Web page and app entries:
____
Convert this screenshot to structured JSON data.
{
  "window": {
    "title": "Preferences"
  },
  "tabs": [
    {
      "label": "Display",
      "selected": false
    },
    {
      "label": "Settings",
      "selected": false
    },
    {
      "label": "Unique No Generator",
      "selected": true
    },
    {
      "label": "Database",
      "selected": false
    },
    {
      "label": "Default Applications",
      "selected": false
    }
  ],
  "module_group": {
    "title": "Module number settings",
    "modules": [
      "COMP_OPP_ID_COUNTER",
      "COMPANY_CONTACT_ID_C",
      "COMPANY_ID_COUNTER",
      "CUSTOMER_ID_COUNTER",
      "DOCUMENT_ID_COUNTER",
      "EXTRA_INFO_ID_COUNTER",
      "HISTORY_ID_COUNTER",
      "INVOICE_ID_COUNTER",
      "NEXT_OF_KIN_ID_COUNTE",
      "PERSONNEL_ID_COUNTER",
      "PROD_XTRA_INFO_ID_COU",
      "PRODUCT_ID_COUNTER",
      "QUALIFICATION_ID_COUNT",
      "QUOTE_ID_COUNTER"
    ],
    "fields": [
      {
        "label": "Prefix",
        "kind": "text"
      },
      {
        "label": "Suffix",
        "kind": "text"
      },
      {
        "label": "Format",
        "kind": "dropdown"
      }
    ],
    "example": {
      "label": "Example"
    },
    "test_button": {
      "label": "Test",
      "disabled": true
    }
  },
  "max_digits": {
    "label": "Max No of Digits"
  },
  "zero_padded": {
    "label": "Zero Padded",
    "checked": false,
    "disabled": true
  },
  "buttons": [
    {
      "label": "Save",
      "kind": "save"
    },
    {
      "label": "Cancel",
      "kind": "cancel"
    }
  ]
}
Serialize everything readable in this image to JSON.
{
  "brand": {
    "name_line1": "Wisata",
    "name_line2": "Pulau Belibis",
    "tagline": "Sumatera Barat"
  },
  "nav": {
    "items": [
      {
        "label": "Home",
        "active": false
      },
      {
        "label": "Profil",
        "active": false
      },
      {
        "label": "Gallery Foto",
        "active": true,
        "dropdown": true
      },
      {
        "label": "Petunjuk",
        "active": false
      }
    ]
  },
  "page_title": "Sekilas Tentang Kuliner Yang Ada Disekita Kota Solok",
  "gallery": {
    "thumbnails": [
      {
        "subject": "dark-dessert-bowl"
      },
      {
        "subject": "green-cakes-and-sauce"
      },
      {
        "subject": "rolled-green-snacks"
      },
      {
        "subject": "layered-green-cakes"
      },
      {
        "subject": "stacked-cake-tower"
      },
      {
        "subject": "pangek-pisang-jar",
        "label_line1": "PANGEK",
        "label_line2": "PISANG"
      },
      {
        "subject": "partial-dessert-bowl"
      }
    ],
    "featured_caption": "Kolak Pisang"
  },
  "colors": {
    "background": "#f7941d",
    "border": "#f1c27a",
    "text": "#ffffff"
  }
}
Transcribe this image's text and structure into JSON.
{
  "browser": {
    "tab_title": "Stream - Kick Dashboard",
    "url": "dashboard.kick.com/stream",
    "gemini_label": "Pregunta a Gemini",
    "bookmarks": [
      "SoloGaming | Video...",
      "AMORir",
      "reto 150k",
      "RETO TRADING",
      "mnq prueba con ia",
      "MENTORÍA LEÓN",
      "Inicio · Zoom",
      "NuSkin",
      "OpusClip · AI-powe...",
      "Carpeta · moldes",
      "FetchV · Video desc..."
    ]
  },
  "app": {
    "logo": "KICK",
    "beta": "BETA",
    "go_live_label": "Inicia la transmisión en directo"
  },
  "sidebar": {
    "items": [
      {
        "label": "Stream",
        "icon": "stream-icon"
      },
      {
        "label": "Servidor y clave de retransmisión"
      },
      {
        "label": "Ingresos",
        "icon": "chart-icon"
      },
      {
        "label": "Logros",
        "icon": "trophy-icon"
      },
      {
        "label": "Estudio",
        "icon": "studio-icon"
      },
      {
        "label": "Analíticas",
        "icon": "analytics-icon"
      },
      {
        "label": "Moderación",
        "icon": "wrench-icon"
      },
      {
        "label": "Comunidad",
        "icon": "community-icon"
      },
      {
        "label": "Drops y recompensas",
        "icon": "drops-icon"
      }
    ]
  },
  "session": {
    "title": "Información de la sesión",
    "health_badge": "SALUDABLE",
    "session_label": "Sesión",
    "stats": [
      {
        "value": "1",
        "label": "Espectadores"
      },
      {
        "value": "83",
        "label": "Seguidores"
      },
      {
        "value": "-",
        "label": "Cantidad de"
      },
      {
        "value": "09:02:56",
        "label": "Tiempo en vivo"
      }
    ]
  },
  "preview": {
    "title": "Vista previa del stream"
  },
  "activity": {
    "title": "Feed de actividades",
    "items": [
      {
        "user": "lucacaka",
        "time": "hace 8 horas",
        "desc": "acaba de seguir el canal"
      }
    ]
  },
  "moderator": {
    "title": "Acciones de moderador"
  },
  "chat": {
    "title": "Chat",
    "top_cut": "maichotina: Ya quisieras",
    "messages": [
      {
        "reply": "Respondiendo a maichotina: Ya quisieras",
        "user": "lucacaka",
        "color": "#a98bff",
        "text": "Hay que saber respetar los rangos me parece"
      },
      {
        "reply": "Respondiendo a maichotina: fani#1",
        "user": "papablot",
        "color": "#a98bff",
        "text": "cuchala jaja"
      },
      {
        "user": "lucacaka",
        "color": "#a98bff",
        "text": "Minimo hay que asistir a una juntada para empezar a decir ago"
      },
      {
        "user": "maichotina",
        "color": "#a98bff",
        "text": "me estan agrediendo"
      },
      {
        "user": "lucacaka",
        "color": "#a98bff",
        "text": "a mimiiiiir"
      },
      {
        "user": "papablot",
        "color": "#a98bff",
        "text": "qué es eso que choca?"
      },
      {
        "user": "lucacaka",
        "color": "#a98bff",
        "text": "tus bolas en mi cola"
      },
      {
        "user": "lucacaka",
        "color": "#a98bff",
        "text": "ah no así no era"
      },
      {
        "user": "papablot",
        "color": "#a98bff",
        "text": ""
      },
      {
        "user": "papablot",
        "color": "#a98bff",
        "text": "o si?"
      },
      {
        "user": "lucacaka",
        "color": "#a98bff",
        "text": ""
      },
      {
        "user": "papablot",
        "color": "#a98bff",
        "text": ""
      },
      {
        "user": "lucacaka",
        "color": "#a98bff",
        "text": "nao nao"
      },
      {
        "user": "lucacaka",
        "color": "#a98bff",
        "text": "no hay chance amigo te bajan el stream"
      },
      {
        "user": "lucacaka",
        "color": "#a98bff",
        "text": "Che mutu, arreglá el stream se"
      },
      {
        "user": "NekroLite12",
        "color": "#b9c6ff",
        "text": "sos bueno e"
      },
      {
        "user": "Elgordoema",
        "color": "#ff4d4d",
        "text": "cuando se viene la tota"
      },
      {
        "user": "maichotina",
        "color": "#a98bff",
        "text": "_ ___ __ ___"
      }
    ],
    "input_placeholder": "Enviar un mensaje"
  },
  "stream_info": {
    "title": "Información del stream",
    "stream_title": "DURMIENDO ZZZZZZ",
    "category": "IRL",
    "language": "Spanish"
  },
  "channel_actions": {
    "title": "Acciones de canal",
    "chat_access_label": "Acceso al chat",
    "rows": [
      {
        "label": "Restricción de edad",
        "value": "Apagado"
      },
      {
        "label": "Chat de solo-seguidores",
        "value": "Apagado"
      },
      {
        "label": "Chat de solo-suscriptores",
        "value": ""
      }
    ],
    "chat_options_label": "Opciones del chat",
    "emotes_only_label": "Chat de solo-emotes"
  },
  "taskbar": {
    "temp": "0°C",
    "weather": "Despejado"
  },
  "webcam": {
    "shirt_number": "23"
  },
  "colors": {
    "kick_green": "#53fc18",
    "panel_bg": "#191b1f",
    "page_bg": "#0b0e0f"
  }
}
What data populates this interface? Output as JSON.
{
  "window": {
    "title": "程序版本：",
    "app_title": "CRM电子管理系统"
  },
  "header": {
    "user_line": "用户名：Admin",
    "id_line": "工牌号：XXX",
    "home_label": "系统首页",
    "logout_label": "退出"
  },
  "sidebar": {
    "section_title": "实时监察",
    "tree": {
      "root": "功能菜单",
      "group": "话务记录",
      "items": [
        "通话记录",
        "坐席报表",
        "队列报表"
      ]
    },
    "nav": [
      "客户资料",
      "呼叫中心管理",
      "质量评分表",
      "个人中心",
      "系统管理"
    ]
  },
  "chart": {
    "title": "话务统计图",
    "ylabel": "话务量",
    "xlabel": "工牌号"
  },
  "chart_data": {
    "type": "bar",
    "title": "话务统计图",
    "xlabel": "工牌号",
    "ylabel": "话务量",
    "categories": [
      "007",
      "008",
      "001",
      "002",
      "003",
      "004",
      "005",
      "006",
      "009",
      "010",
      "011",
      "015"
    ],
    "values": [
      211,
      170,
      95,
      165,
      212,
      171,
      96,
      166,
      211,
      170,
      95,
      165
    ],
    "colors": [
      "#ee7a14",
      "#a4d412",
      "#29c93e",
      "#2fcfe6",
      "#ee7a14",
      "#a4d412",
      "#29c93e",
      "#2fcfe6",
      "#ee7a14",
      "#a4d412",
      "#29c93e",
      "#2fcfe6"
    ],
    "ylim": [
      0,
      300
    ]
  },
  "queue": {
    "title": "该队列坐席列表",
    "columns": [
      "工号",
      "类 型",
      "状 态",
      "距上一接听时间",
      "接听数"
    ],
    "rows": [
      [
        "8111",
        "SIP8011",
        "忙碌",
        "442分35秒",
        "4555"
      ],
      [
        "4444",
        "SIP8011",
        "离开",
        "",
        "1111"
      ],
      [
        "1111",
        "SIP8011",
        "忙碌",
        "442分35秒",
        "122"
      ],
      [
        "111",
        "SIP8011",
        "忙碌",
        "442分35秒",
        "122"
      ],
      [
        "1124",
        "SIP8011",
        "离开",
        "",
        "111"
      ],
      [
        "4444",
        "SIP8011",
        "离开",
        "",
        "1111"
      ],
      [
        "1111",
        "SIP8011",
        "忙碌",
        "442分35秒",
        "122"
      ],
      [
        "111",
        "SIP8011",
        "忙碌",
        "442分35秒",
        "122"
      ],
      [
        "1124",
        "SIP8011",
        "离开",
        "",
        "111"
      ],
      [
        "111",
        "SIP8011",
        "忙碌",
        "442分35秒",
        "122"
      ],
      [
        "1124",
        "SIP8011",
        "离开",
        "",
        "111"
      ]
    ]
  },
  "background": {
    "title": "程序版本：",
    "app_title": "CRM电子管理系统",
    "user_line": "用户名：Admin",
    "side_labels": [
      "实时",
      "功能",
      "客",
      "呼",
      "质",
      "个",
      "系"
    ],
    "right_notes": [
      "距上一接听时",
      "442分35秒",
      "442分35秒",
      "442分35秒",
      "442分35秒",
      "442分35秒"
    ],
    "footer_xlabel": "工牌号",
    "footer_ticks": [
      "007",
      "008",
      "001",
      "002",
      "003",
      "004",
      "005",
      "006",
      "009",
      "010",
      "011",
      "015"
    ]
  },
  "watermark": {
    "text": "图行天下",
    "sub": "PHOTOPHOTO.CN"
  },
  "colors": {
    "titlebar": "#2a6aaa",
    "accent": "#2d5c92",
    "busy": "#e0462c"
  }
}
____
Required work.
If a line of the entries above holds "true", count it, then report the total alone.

Result of this exercise.
5